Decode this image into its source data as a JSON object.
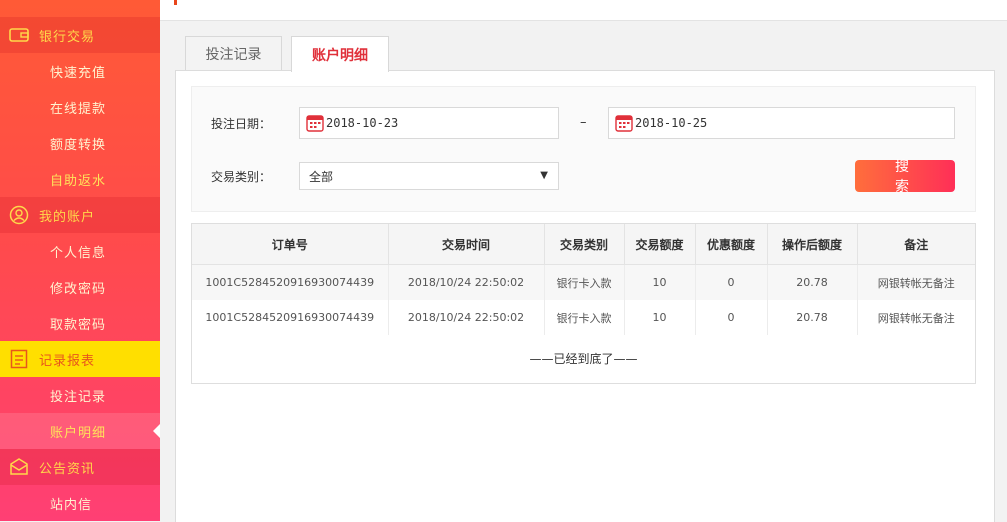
{
  "sidebar": {
    "sections": [
      {
        "label": "银行交易",
        "icon": "wallet-icon",
        "items": [
          "快速充值",
          "在线提款",
          "额度转换",
          "自助返水"
        ]
      },
      {
        "label": "我的账户",
        "icon": "user-icon",
        "items": [
          "个人信息",
          "修改密码",
          "取款密码"
        ]
      },
      {
        "label": "记录报表",
        "icon": "report-icon",
        "items": [
          "投注记录",
          "账户明细"
        ]
      },
      {
        "label": "公告资讯",
        "icon": "mail-icon",
        "items": [
          "站内信"
        ]
      }
    ]
  },
  "tabs": [
    "投注记录",
    "账户明细"
  ],
  "active_tab": "账户明细",
  "filter": {
    "date_label": "投注日期：",
    "date_from": "2018-10-23",
    "date_sep": "–",
    "date_to": "2018-10-25",
    "type_label": "交易类别：",
    "type_value": "全部",
    "search_label": "搜索"
  },
  "table": {
    "headers": [
      "订单号",
      "交易时间",
      "交易类别",
      "交易额度",
      "优惠额度",
      "操作后额度",
      "备注"
    ],
    "rows": [
      [
        "1001C5284520916930074439",
        "2018/10/24 22:50:02",
        "银行卡入款",
        "10",
        "0",
        "20.78",
        "网银转帐无备注"
      ],
      [
        "1001C5284520916930074439",
        "2018/10/24 22:50:02",
        "银行卡入款",
        "10",
        "0",
        "20.78",
        "网银转帐无备注"
      ]
    ],
    "end_note": "——已经到底了——"
  },
  "colors": {
    "accent": "#e0303a",
    "highlight": "#ffdf00",
    "sidebar_top": "#ff5a36",
    "sidebar_bottom": "#ff3f74"
  }
}
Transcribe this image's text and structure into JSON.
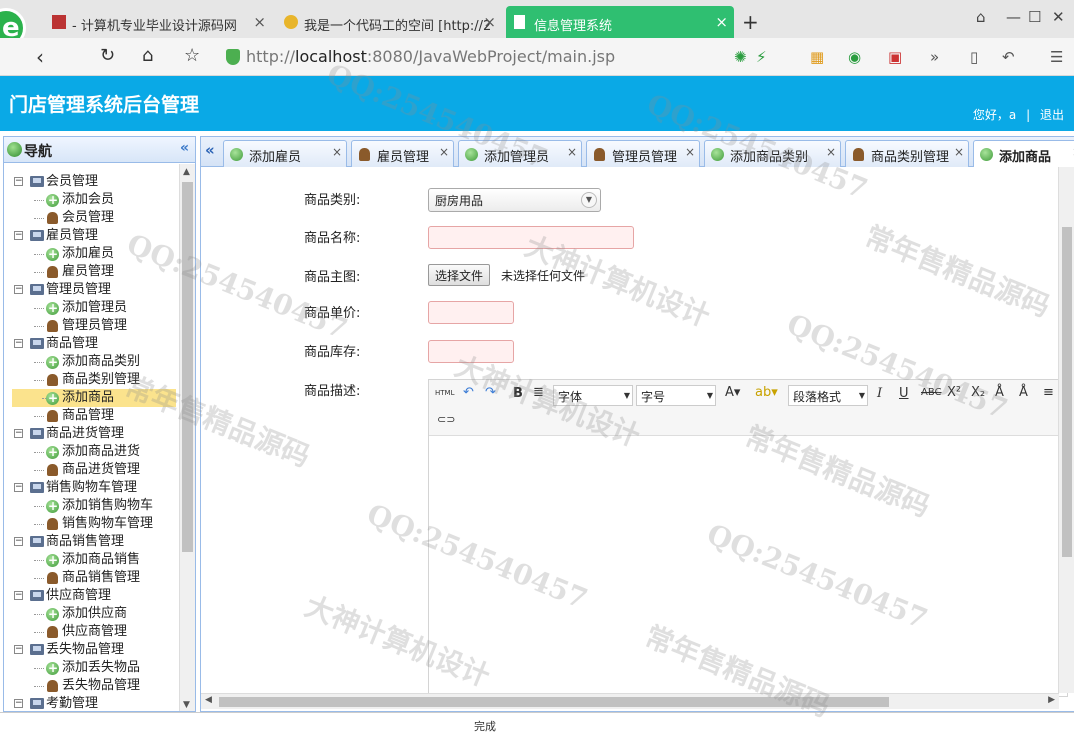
{
  "browser": {
    "tabs": [
      {
        "title": "- 计算机专业毕业设计源码网"
      },
      {
        "title": "我是一个代码工的空间 [http://2"
      },
      {
        "title": "信息管理系统"
      }
    ],
    "new_tab": "+",
    "address": {
      "prefix": "http://",
      "host": "localhost",
      "rest": ":8080/JavaWebProject/main.jsp"
    },
    "more": "»"
  },
  "header": {
    "title": "门店管理系统后台管理",
    "greeting": "您好，a",
    "logout": "退出"
  },
  "sidebar": {
    "title": "导航",
    "collapse": "«",
    "tree": [
      {
        "label": "会员管理",
        "children": [
          "添加会员",
          "会员管理"
        ]
      },
      {
        "label": "雇员管理",
        "children": [
          "添加雇员",
          "雇员管理"
        ]
      },
      {
        "label": "管理员管理",
        "children": [
          "添加管理员",
          "管理员管理"
        ]
      },
      {
        "label": "商品管理",
        "children": [
          "添加商品类别",
          "商品类别管理",
          "添加商品",
          "商品管理"
        ]
      },
      {
        "label": "商品进货管理",
        "children": [
          "添加商品进货",
          "商品进货管理"
        ]
      },
      {
        "label": "销售购物车管理",
        "children": [
          "添加销售购物车",
          "销售购物车管理"
        ]
      },
      {
        "label": "商品销售管理",
        "children": [
          "添加商品销售",
          "商品销售管理"
        ]
      },
      {
        "label": "供应商管理",
        "children": [
          "添加供应商",
          "供应商管理"
        ]
      },
      {
        "label": "丢失物品管理",
        "children": [
          "添加丢失物品",
          "丢失物品管理"
        ]
      },
      {
        "label": "考勤管理",
        "children": []
      }
    ],
    "selected": "添加商品"
  },
  "tabs": [
    {
      "label": "添加雇员",
      "icon": "add-icon"
    },
    {
      "label": "雇员管理",
      "icon": "user-icon"
    },
    {
      "label": "添加管理员",
      "icon": "add-icon"
    },
    {
      "label": "管理员管理",
      "icon": "user-icon"
    },
    {
      "label": "添加商品类别",
      "icon": "add-icon"
    },
    {
      "label": "商品类别管理",
      "icon": "user-icon"
    },
    {
      "label": "添加商品",
      "icon": "add-icon",
      "active": true
    }
  ],
  "form": {
    "category_label": "商品类别:",
    "category_value": "厨房用品",
    "name_label": "商品名称:",
    "image_label": "商品主图:",
    "file_button": "选择文件",
    "file_status": "未选择任何文件",
    "price_label": "商品单价:",
    "stock_label": "商品库存:",
    "desc_label": "商品描述:"
  },
  "editor": {
    "font_family": "字体",
    "font_size": "字号",
    "paragraph": "段落格式",
    "html_btn": "HTML"
  },
  "status_text": "完成",
  "watermarks": [
    "QQ:254540457",
    "大神计算机设计",
    "常年售精品源码"
  ]
}
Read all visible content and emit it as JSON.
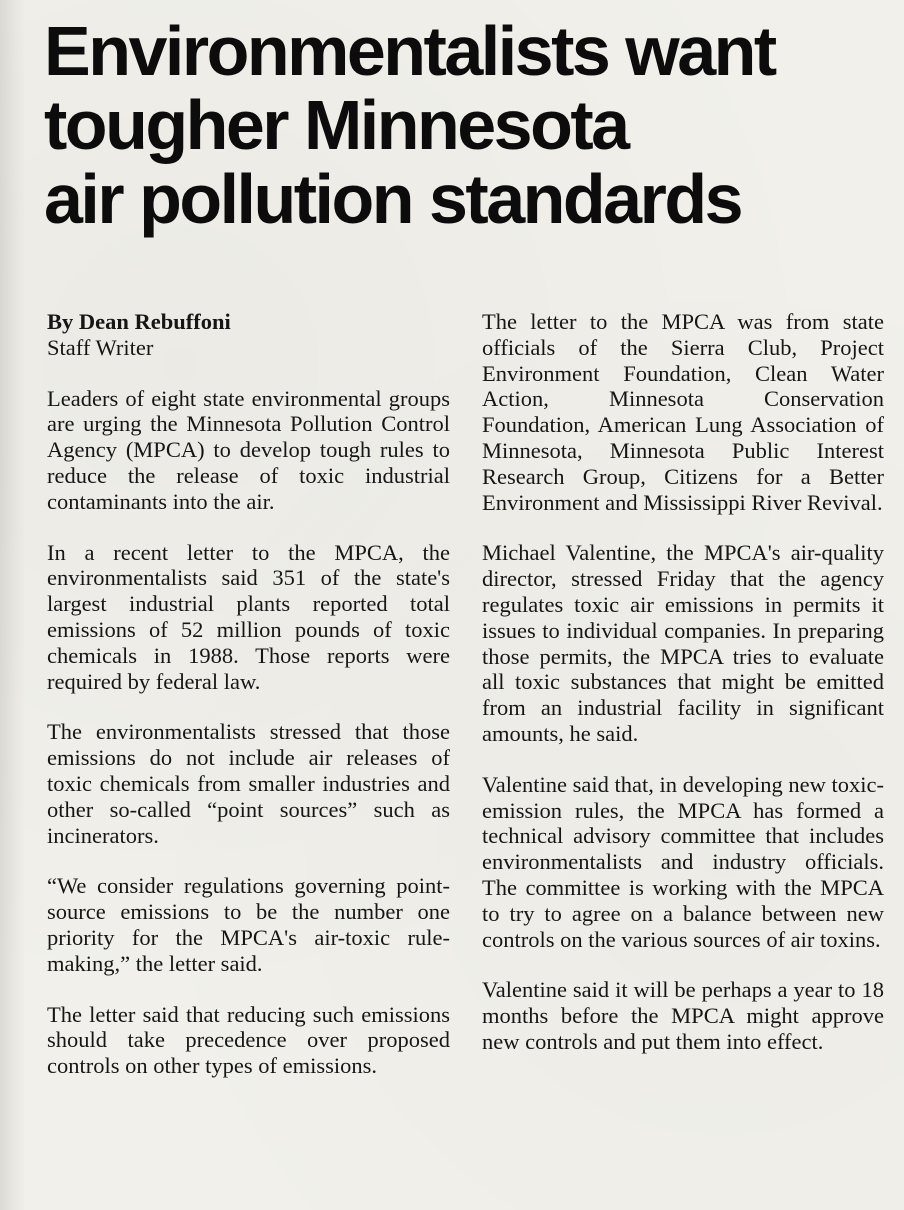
{
  "headline": {
    "lines": [
      "Environmentalists want",
      "tougher Minnesota",
      "air pollution standards"
    ]
  },
  "byline": {
    "author": "By Dean Rebuffoni",
    "role": "Staff Writer"
  },
  "left_column": {
    "paragraphs": [
      "Leaders of eight state environmental groups are urging the Minnesota Pollution Control Agency (MPCA) to develop tough rules to reduce the release of toxic industrial contaminants into the air.",
      "In a recent letter to the MPCA, the environmentalists said 351 of the state's largest industrial plants reported total emissions of 52 million pounds of toxic chemicals in 1988. Those reports were required by federal law.",
      "The environmentalists stressed that those emissions do not include air releases of toxic chemicals from smaller industries and other so-called “point sources” such as incinerators.",
      "“We consider regulations governing point-source emissions to be the number one priority for the MPCA's air-toxic rule-making,” the letter said.",
      "The letter said that reducing such emissions should take precedence over proposed controls on other types of emissions."
    ]
  },
  "right_column": {
    "paragraphs": [
      "The letter to the MPCA was from state officials of the Sierra Club, Project Environment Foundation, Clean Water Action, Minnesota Conservation Foundation, American Lung Association of Minnesota, Minnesota Public Interest Research Group, Citizens for a Better Environment and Mississippi River Revival.",
      "Michael Valentine, the MPCA's air-quality director, stressed Friday that the agency regulates toxic air emissions in permits it issues to individual companies. In preparing those permits, the MPCA tries to evaluate all toxic substances that might be emitted from an industrial facility in significant amounts, he said.",
      "Valentine said that, in developing new toxic-emission rules, the MPCA has formed a technical advisory committee that includes environmentalists and industry officials. The committee is working with the MPCA to try to agree on a balance between new controls on the various sources of air toxins.",
      "Valentine said it will be perhaps a year to 18 months before the MPCA might approve new controls and put them into effect."
    ]
  }
}
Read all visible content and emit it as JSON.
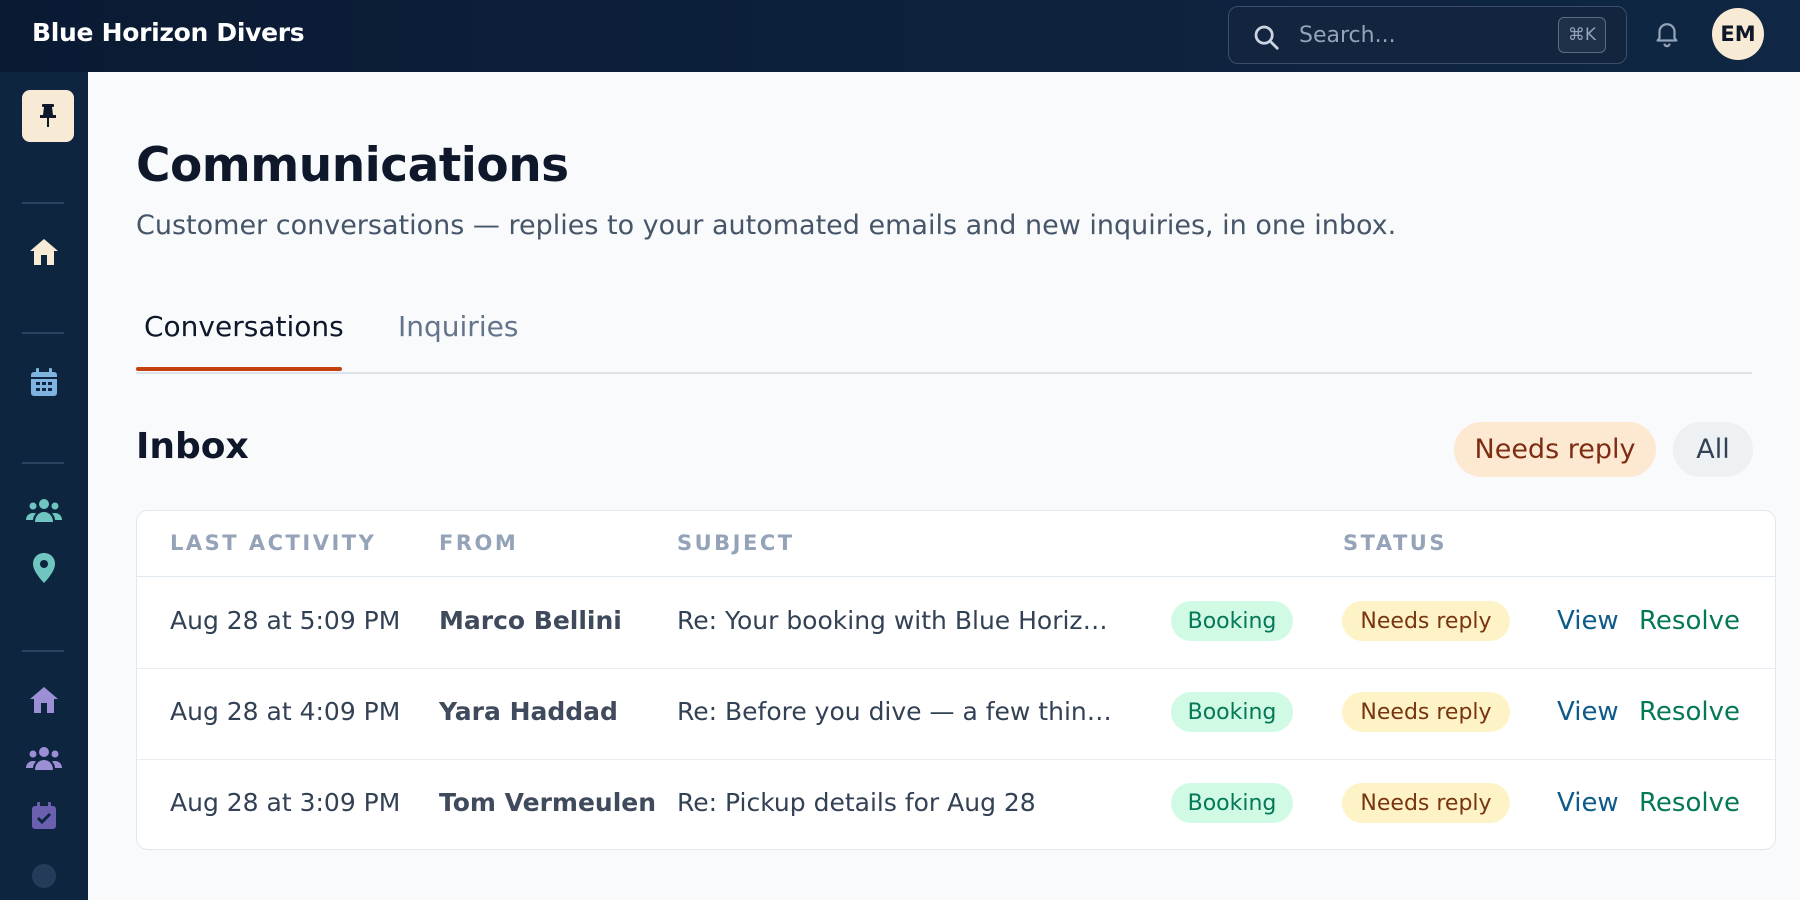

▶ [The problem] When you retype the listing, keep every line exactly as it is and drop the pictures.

▶ [Solution below]
Decode this image into its source data as a JSON object.
{
  "sidebar": {
    "sections": [
      {
        "label": "银行交易",
        "icon": "wallet-icon",
        "items": [
          "快速充值",
          "在线提款",
          "额度转换",
          "自助返水"
        ]
      },
      {
        "label": "我的账户",
        "icon": "user-icon",
        "items": [
          "个人信息",
          "修改密码",
          "取款密码"
        ]
      },
      {
        "label": "记录报表",
        "icon": "report-icon",
        "items": [
          "投注记录",
          "账户明细"
        ]
      },
      {
        "label": "公告资讯",
        "icon": "mail-icon",
        "items": [
          "站内信"
        ]
      }
    ]
  },
  "tabs": [
    "投注记录",
    "账户明细"
  ],
  "active_tab": "账户明细",
  "filter": {
    "date_label": "投注日期：",
    "date_from": "2018-10-23",
    "date_sep": "–",
    "date_to": "2018-10-25",
    "type_label": "交易类别：",
    "type_value": "全部",
    "search_label": "搜索"
  },
  "table": {
    "headers": [
      "订单号",
      "交易时间",
      "交易类别",
      "交易额度",
      "优惠额度",
      "操作后额度",
      "备注"
    ],
    "rows": [
      [
        "1001C5284520916930074439",
        "2018/10/24 22:50:02",
        "银行卡入款",
        "10",
        "0",
        "20.78",
        "网银转帐无备注"
      ],
      [
        "1001C5284520916930074439",
        "2018/10/24 22:50:02",
        "银行卡入款",
        "10",
        "0",
        "20.78",
        "网银转帐无备注"
      ]
    ],
    "end_note": "——已经到底了——"
  },
  "colors": {
    "accent": "#e0303a",
    "highlight": "#ffdf00",
    "sidebar_top": "#ff5a36",
    "sidebar_bottom": "#ff3f74"
  }
}
Transcribe this image's text and structure into JSON.
{
  "browser": {
    "tabs": [
      {
        "title": "- 计算机专业毕业设计源码网"
      },
      {
        "title": "我是一个代码工的空间 [http://2"
      },
      {
        "title": "信息管理系统"
      }
    ],
    "new_tab": "+",
    "address": {
      "prefix": "http://",
      "host": "localhost",
      "rest": ":8080/JavaWebProject/main.jsp"
    },
    "more": "»"
  },
  "header": {
    "title": "门店管理系统后台管理",
    "greeting": "您好，a",
    "logout": "退出"
  },
  "sidebar": {
    "title": "导航",
    "collapse": "«",
    "tree": [
      {
        "label": "会员管理",
        "children": [
          "添加会员",
          "会员管理"
        ]
      },
      {
        "label": "雇员管理",
        "children": [
          "添加雇员",
          "雇员管理"
        ]
      },
      {
        "label": "管理员管理",
        "children": [
          "添加管理员",
          "管理员管理"
        ]
      },
      {
        "label": "商品管理",
        "children": [
          "添加商品类别",
          "商品类别管理",
          "添加商品",
          "商品管理"
        ]
      },
      {
        "label": "商品进货管理",
        "children": [
          "添加商品进货",
          "商品进货管理"
        ]
      },
      {
        "label": "销售购物车管理",
        "children": [
          "添加销售购物车",
          "销售购物车管理"
        ]
      },
      {
        "label": "商品销售管理",
        "children": [
          "添加商品销售",
          "商品销售管理"
        ]
      },
      {
        "label": "供应商管理",
        "children": [
          "添加供应商",
          "供应商管理"
        ]
      },
      {
        "label": "丢失物品管理",
        "children": [
          "添加丢失物品",
          "丢失物品管理"
        ]
      },
      {
        "label": "考勤管理",
        "children": []
      }
    ],
    "selected": "添加商品"
  },
  "tabs": [
    {
      "label": "添加雇员",
      "icon": "add-icon"
    },
    {
      "label": "雇员管理",
      "icon": "user-icon"
    },
    {
      "label": "添加管理员",
      "icon": "add-icon"
    },
    {
      "label": "管理员管理",
      "icon": "user-icon"
    },
    {
      "label": "添加商品类别",
      "icon": "add-icon"
    },
    {
      "label": "商品类别管理",
      "icon": "user-icon"
    },
    {
      "label": "添加商品",
      "icon": "add-icon",
      "active": true
    }
  ],
  "form": {
    "category_label": "商品类别:",
    "category_value": "厨房用品",
    "name_label": "商品名称:",
    "image_label": "商品主图:",
    "file_button": "选择文件",
    "file_status": "未选择任何文件",
    "price_label": "商品单价:",
    "stock_label": "商品库存:",
    "desc_label": "商品描述:"
  },
  "editor": {
    "font_family": "字体",
    "font_size": "字号",
    "paragraph": "段落格式",
    "html_btn": "HTML"
  },
  "status_text": "完成",
  "watermarks": [
    "QQ:254540457",
    "大神计算机设计",
    "常年售精品源码"
  ]
}
Read all visible content and emit it as JSON.
{
  "headline": {
    "lines": [
      "Environmentalists want",
      "tougher Minnesota",
      "air pollution standards"
    ]
  },
  "byline": {
    "author": "By Dean Rebuffoni",
    "role": "Staff Writer"
  },
  "left_column": {
    "paragraphs": [
      "Leaders of eight state environmental groups are urging the Minnesota Pollution Control Agency (MPCA) to develop tough rules to reduce the release of toxic industrial contaminants into the air.",
      "In a recent letter to the MPCA, the environmentalists said 351 of the state's largest industrial plants reported total emissions of 52 million pounds of toxic chemicals in 1988. Those reports were required by federal law.",
      "The environmentalists stressed that those emissions do not include air releases of toxic chemicals from smaller industries and other so-called “point sources” such as incinerators.",
      "“We consider regulations governing point-source emissions to be the number one priority for the MPCA's air-toxic rule-making,” the letter said.",
      "The letter said that reducing such emissions should take precedence over proposed controls on other types of emissions."
    ]
  },
  "right_column": {
    "paragraphs": [
      "The letter to the MPCA was from state officials of the Sierra Club, Project Environment Foundation, Clean Water Action, Minnesota Conservation Foundation, American Lung Association of Minnesota, Minnesota Public Interest Research Group, Citizens for a Better Environment and Mississippi River Revival.",
      "Michael Valentine, the MPCA's air-quality director, stressed Friday that the agency regulates toxic air emissions in permits it issues to individual companies. In preparing those permits, the MPCA tries to evaluate all toxic substances that might be emitted from an industrial facility in significant amounts, he said.",
      "Valentine said that, in developing new toxic-emission rules, the MPCA has formed a technical advisory committee that includes environmentalists and industry officials. The committee is working with the MPCA to try to agree on a balance between new controls on the various sources of air toxins.",
      "Valentine said it will be perhaps a year to 18 months before the MPCA might approve new controls and put them into effect."
    ]
  }
}
Read all visible content and emit it as JSON.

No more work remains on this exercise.